[Entries from a dataset of interfaces]
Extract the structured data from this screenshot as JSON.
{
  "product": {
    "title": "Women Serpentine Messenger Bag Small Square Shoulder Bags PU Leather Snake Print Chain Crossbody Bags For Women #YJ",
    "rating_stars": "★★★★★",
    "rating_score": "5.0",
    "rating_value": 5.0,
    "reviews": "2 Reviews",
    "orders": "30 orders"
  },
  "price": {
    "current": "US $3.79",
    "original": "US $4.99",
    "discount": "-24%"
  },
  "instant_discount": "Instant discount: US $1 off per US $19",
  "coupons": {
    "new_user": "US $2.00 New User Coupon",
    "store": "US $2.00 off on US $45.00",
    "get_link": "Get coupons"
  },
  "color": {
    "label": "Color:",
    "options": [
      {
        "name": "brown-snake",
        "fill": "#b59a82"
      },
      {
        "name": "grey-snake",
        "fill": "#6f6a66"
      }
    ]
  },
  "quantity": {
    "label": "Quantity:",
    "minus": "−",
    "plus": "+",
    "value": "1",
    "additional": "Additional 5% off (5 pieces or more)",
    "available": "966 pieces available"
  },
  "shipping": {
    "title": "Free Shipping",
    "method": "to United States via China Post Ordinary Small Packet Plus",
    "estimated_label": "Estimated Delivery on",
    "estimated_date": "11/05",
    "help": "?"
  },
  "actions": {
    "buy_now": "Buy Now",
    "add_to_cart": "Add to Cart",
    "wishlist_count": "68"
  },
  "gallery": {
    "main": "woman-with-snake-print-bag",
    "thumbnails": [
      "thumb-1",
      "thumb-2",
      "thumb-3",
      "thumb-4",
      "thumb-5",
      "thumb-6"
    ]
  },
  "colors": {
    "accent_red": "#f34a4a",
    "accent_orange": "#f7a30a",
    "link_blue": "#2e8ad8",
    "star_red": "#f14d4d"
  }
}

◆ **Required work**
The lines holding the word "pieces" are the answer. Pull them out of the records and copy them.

◆ **Written response**
    "additional": "Additional 5% off (5 pieces or more)",
    "available": "966 pieces available"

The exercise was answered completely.